Plants & Flowers in Iraq
There are currently more than 3300 plants and flowers in the country of Iraq. Popular flowers include the red yucca and Jericho rose. Arabic trees are also common throughout the country. Since Iraq is mostly a desert region, most of the plants found in this country boast a high drought and saline tolerance. Middle eastern plants are generally hardy, having successfully adapted to harsh conditions over vast topography and climate conditions.
This perennial flower commonly reaches heights between 2 and 4 feet. Red yucca is characterized by loose mounding, erect flower stalks, which are slow growing. Sword-shaped, narrow leaves make up red yucca foliage in shades of grayish green. Flowers frequently appear on the tips in a spike-like fashion in shades of rose or coral, and typically bloom from late spring until fall. Red yucca is commonly planted in mass along flower gardens in the Middle East and other regions known for intense heat. Plant red yucca in full sun exposure for optimal growth.
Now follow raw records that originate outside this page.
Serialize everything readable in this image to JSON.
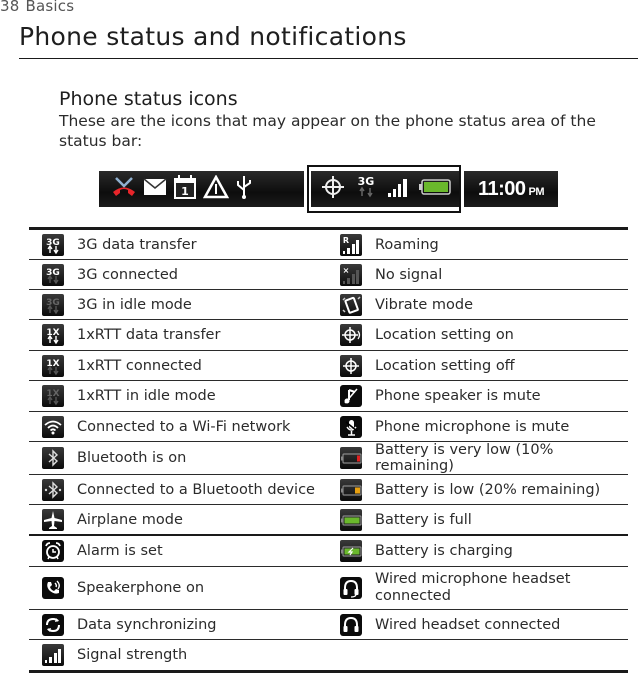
{
  "page": {
    "number": "38",
    "section": "Basics"
  },
  "chapter_title": "Phone status and notifications",
  "section_title": "Phone status icons",
  "intro_text": "These are the icons that may appear on the phone status area of the status bar:",
  "status_bar": {
    "left_icons": [
      "missed-call-icon",
      "mail-icon",
      "calendar-icon",
      "warning-icon",
      "usb-icon"
    ],
    "calendar_day": "1",
    "highlighted_icons": [
      "location-icon",
      "3g-icon",
      "signal-strength-icon",
      "battery-full-icon"
    ],
    "highlight_label": "3G",
    "clock_time": "11:00",
    "clock_ampm": "PM"
  },
  "colors": {
    "battery_full": "#6ab82c",
    "battery_very_low": "#e02020",
    "battery_low": "#e8a010",
    "missed_call_red": "#e8252a"
  },
  "icons_table": [
    {
      "left": {
        "icon": "3g-data-transfer-icon",
        "label": "3G data transfer"
      },
      "right": {
        "icon": "roaming-icon",
        "label": "Roaming"
      }
    },
    {
      "left": {
        "icon": "3g-connected-icon",
        "label": "3G connected"
      },
      "right": {
        "icon": "no-signal-icon",
        "label": "No signal"
      }
    },
    {
      "left": {
        "icon": "3g-idle-icon",
        "label": "3G in idle mode"
      },
      "right": {
        "icon": "vibrate-icon",
        "label": "Vibrate mode"
      }
    },
    {
      "left": {
        "icon": "1xrtt-data-transfer-icon",
        "label": "1xRTT data transfer"
      },
      "right": {
        "icon": "location-on-icon",
        "label": "Location setting on"
      }
    },
    {
      "left": {
        "icon": "1xrtt-connected-icon",
        "label": "1xRTT connected"
      },
      "right": {
        "icon": "location-off-icon",
        "label": "Location setting off"
      }
    },
    {
      "left": {
        "icon": "1xrtt-idle-icon",
        "label": "1xRTT in idle mode"
      },
      "right": {
        "icon": "speaker-mute-icon",
        "label": "Phone speaker is mute"
      }
    },
    {
      "left": {
        "icon": "wifi-icon",
        "label": "Connected to a Wi-Fi network"
      },
      "right": {
        "icon": "microphone-mute-icon",
        "label": "Phone microphone is mute"
      }
    },
    {
      "left": {
        "icon": "bluetooth-on-icon",
        "label": "Bluetooth is on"
      },
      "right": {
        "icon": "battery-very-low-icon",
        "label": "Battery is very low (10% remaining)"
      }
    },
    {
      "left": {
        "icon": "bluetooth-connected-icon",
        "label": "Connected to a Bluetooth device"
      },
      "right": {
        "icon": "battery-low-icon",
        "label": "Battery is low (20% remaining)"
      }
    },
    {
      "left": {
        "icon": "airplane-icon",
        "label": "Airplane mode"
      },
      "right": {
        "icon": "battery-full-icon",
        "label": "Battery is full"
      }
    },
    {
      "left": {
        "icon": "alarm-icon",
        "label": "Alarm is set"
      },
      "right": {
        "icon": "battery-charging-icon",
        "label": "Battery is charging"
      }
    },
    {
      "left": {
        "icon": "speakerphone-icon",
        "label": "Speakerphone on"
      },
      "right": {
        "icon": "microphone-headset-icon",
        "label": "Wired microphone headset connected"
      }
    },
    {
      "left": {
        "icon": "sync-icon",
        "label": "Data synchronizing"
      },
      "right": {
        "icon": "headset-icon",
        "label": "Wired headset connected"
      }
    },
    {
      "left": {
        "icon": "signal-strength-icon",
        "label": "Signal strength"
      },
      "right": null
    }
  ]
}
Red yucca is drought tolerant, generally pest-free and is known to attract hummingbirds.
The Jericho rose is a popular desert flower found throughout the country of Iraq and surrounding middle eastern regions. As a desert flower, the Jericho rose is drought tolerant and prefers full sun exposure for optimal growth. It is also known as the resurrection flower or dinosaur plant due to its ability to survive in a dormant, curled-up state for many years before opening up and turning green once again. In the desert, the Jericho rose will blow like a tumbleweed until it lands upon a water source.
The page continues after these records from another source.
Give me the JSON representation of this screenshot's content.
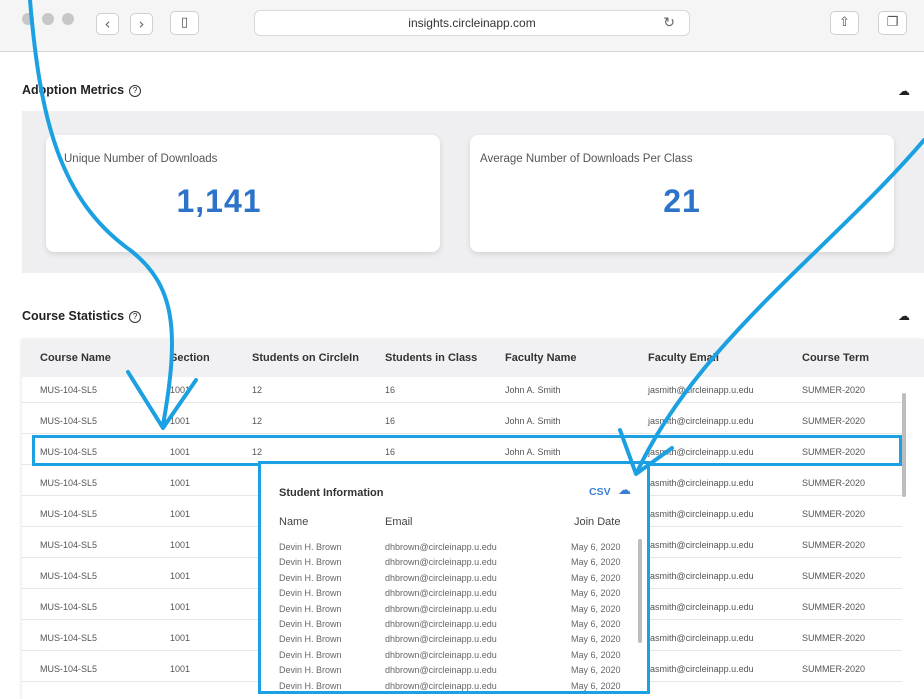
{
  "browser": {
    "url": "insights.circleinapp.com",
    "back": "‹",
    "forward": "›"
  },
  "adoption": {
    "title": "Adoption Metrics",
    "cards": [
      {
        "label": "Unique Number of Downloads",
        "value": "1,141"
      },
      {
        "label": "Average Number of Downloads Per Class",
        "value": "21"
      }
    ]
  },
  "course_stats": {
    "title": "Course Statistics",
    "columns": [
      "Course Name",
      "Section",
      "Students on CircleIn",
      "Students in Class",
      "Faculty Name",
      "Faculty Email",
      "Course Term"
    ],
    "rows": [
      [
        "MUS-104-SL5",
        "1001",
        "12",
        "16",
        "John A. Smith",
        "jasmith@circleinapp.u.edu",
        "SUMMER-2020"
      ],
      [
        "MUS-104-SL5",
        "1001",
        "12",
        "16",
        "John A. Smith",
        "jasmith@circleinapp.u.edu",
        "SUMMER-2020"
      ],
      [
        "MUS-104-SL5",
        "1001",
        "12",
        "16",
        "John A. Smith",
        "jasmith@circleinapp.u.edu",
        "SUMMER-2020"
      ],
      [
        "MUS-104-SL5",
        "1001",
        "",
        "",
        "",
        "jasmith@circleinapp.u.edu",
        "SUMMER-2020"
      ],
      [
        "MUS-104-SL5",
        "1001",
        "",
        "",
        "",
        "jasmith@circleinapp.u.edu",
        "SUMMER-2020"
      ],
      [
        "MUS-104-SL5",
        "1001",
        "",
        "",
        "",
        "jasmith@circleinapp.u.edu",
        "SUMMER-2020"
      ],
      [
        "MUS-104-SL5",
        "1001",
        "",
        "",
        "",
        "jasmith@circleinapp.u.edu",
        "SUMMER-2020"
      ],
      [
        "MUS-104-SL5",
        "1001",
        "",
        "",
        "",
        "jasmith@circleinapp.u.edu",
        "SUMMER-2020"
      ],
      [
        "MUS-104-SL5",
        "1001",
        "",
        "",
        "",
        "jasmith@circleinapp.u.edu",
        "SUMMER-2020"
      ],
      [
        "MUS-104-SL5",
        "1001",
        "",
        "",
        "",
        "jasmith@circleinapp.u.edu",
        "SUMMER-2020"
      ]
    ]
  },
  "student_popup": {
    "title": "Student Information",
    "csv_label": "CSV",
    "columns": [
      "Name",
      "Email",
      "Join Date"
    ],
    "rows": [
      [
        "Devin H. Brown",
        "dhbrown@circleinapp.u.edu",
        "May 6, 2020"
      ],
      [
        "Devin H. Brown",
        "dhbrown@circleinapp.u.edu",
        "May 6, 2020"
      ],
      [
        "Devin H. Brown",
        "dhbrown@circleinapp.u.edu",
        "May 6, 2020"
      ],
      [
        "Devin H. Brown",
        "dhbrown@circleinapp.u.edu",
        "May 6, 2020"
      ],
      [
        "Devin H. Brown",
        "dhbrown@circleinapp.u.edu",
        "May 6, 2020"
      ],
      [
        "Devin H. Brown",
        "dhbrown@circleinapp.u.edu",
        "May 6, 2020"
      ],
      [
        "Devin H. Brown",
        "dhbrown@circleinapp.u.edu",
        "May 6, 2020"
      ],
      [
        "Devin H. Brown",
        "dhbrown@circleinapp.u.edu",
        "May 6, 2020"
      ],
      [
        "Devin H. Brown",
        "dhbrown@circleinapp.u.edu",
        "May 6, 2020"
      ],
      [
        "Devin H. Brown",
        "dhbrown@circleinapp.u.edu",
        "May 6, 2020"
      ]
    ]
  },
  "colors": {
    "accent_blue": "#2c73c9",
    "annotation_cyan": "#1ba1e2"
  }
}
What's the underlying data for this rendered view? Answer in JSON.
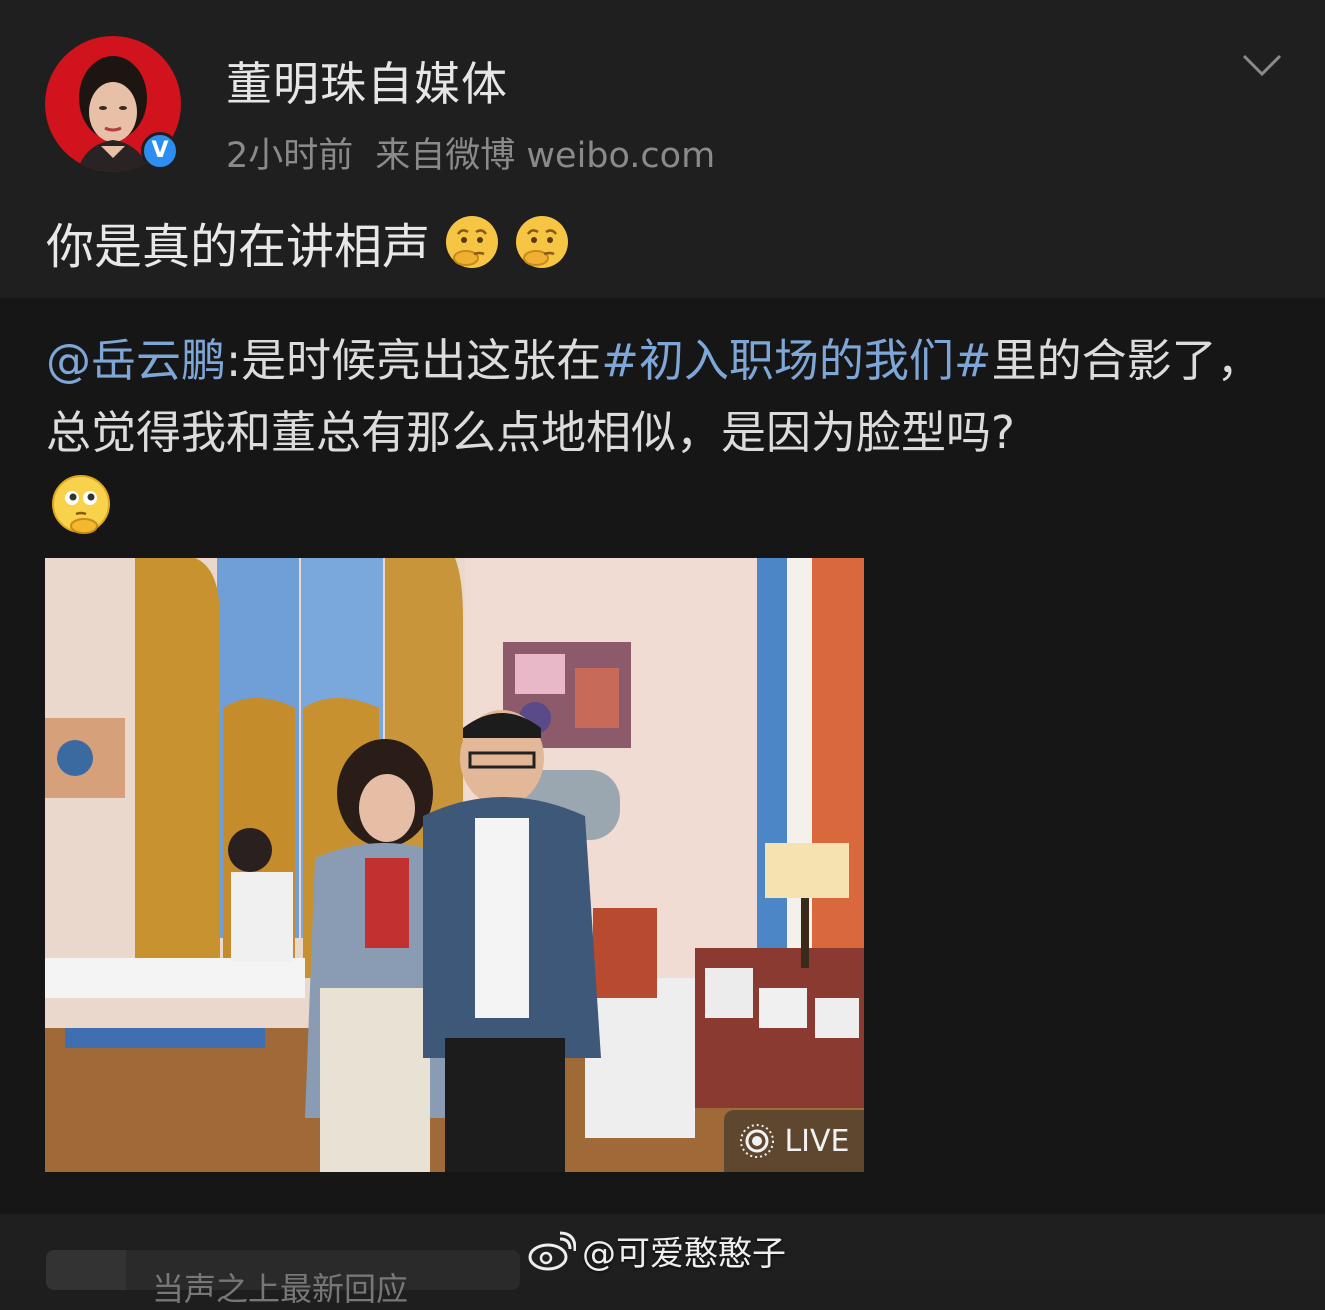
{
  "post": {
    "username": "董明珠自媒体",
    "time": "2小时前",
    "source": "来自微博 weibo.com",
    "text": "你是真的在讲相声",
    "text_emojis": [
      "thinking-emoji",
      "thinking-emoji"
    ],
    "verified_mark": "V"
  },
  "repost": {
    "mention": "@岳云鹏",
    "text_part1": ":是时候亮出这张在",
    "hashtag": "#初入职场的我们#",
    "text_part2": "里的合影了，总觉得我和董总有那么点地相似，是因为脸型吗?",
    "emoji": "thinking-emoji",
    "photo_badge": "LIVE"
  },
  "bottom": {
    "placeholder": "当声之上最新回应"
  },
  "watermark": {
    "text": "@可爱憨憨子"
  },
  "colors": {
    "link": "#7ea7d8",
    "verified": "#2b8ef0",
    "avatar_bg": "#d0131c",
    "background": "#1e1e1e"
  }
}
Gum Arabic Tree
Gum Arabic tree, also known as Senegal gum, kumta and Sudan gum Arabic, is prevalent throughout the region of Iraq and other areas of the Middle East. This tree commonly reaches heights up to 60 feet tall and features a rough, blackish bark amongst spiny branches. It thrives in full sun exposure and is often found along rocky hillsides or low-lying savannas. Gum Arabic tree is extremely drought tolerant and can successfully grow in numerous adverse conditions, but does not do well in regions that experience frost. Gum is often extracted from the cracks of the tree’s bark and harvested as an export for use in inks, pottery pigments, wax polishes, water-colors and dressing fabrics.